— Data extracts —
--- --- ---
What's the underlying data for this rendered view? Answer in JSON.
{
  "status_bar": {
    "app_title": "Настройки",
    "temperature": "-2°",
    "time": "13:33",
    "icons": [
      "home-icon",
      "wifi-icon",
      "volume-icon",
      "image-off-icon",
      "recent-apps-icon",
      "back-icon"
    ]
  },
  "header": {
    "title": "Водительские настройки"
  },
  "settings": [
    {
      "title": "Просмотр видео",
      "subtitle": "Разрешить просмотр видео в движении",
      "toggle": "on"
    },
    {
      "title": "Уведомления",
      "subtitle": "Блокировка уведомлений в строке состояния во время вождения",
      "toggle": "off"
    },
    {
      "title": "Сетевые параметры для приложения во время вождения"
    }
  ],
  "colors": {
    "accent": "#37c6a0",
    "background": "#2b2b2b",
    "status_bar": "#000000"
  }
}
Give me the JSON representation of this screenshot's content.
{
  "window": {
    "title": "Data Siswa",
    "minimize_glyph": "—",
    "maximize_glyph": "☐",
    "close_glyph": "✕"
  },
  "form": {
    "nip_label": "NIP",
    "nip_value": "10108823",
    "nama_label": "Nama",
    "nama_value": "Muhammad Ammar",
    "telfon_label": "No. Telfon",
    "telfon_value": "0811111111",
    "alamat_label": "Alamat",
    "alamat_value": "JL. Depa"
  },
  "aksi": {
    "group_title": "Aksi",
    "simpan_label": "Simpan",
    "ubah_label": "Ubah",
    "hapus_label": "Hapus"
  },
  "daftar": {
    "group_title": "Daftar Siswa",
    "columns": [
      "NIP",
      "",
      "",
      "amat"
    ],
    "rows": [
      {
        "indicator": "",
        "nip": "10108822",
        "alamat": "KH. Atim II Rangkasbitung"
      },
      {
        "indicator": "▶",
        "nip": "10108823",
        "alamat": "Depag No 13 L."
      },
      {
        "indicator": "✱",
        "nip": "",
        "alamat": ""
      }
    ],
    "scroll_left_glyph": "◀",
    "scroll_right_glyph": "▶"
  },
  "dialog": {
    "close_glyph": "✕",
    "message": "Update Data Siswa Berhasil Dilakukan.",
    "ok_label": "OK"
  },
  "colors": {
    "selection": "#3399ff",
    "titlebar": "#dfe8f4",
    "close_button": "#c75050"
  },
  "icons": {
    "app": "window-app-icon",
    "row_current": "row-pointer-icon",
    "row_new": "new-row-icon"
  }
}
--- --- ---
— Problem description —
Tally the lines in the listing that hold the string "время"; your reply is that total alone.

— Response —
2